Assigned task: Show every line of the data that contains the string "sparkles".

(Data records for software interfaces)
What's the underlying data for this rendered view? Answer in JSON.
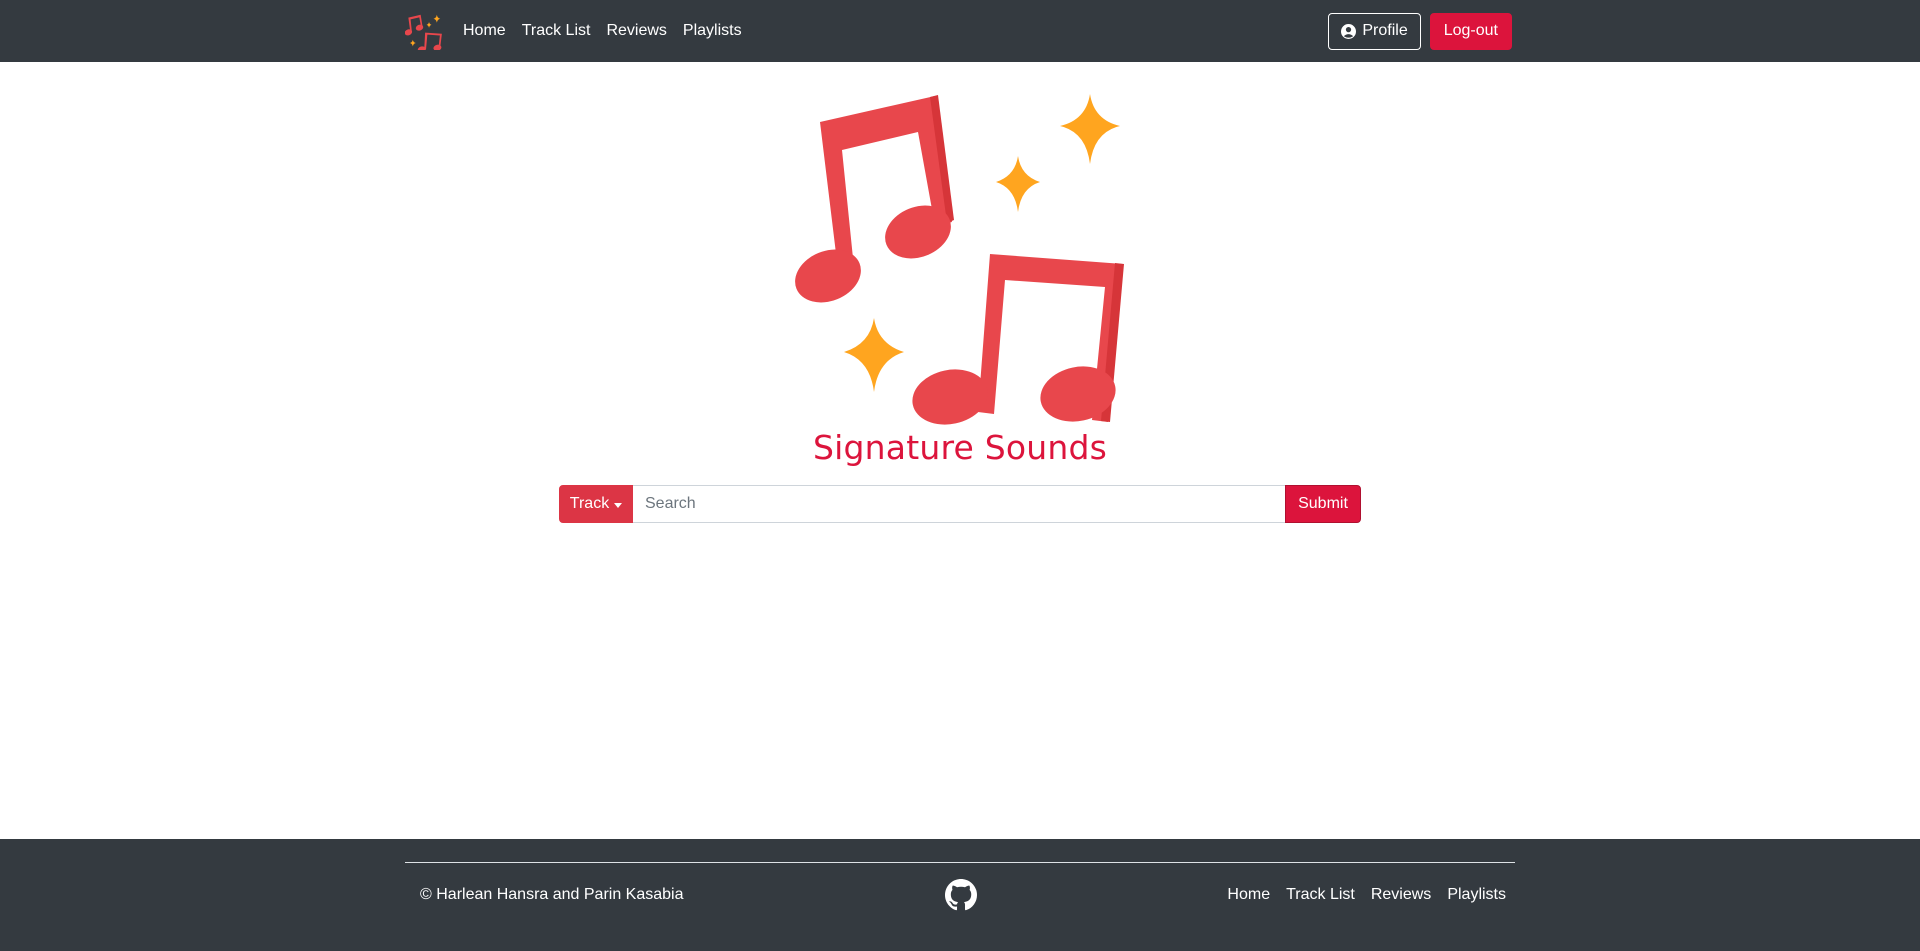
{
  "navbar": {
    "brand_icon": "music-notes-sparkles-icon",
    "links": [
      {
        "label": "Home"
      },
      {
        "label": "Track List"
      },
      {
        "label": "Reviews"
      },
      {
        "label": "Playlists"
      }
    ],
    "profile_label": "Profile",
    "profile_icon": "user-circle-icon",
    "logout_label": "Log-out"
  },
  "hero": {
    "logo_icon": "music-notes-sparkles-icon",
    "title": "Signature Sounds"
  },
  "search": {
    "type_label": "Track",
    "placeholder": "Search",
    "value": "",
    "submit_label": "Submit"
  },
  "footer": {
    "copyright": "© Harlean Hansra and Parin Kasabia",
    "github_icon": "github-icon",
    "links": [
      {
        "label": "Home"
      },
      {
        "label": "Track List"
      },
      {
        "label": "Reviews"
      },
      {
        "label": "Playlists"
      }
    ]
  },
  "colors": {
    "navbar_bg": "#343a40",
    "accent": "#dc143c",
    "track_button": "#dc3545",
    "note_red": "#e8474c",
    "sparkle_orange": "#ffa51f"
  }
}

Answer area:
    "brand_icon": "music-notes-sparkles-icon",
    "logo_icon": "music-notes-sparkles-icon",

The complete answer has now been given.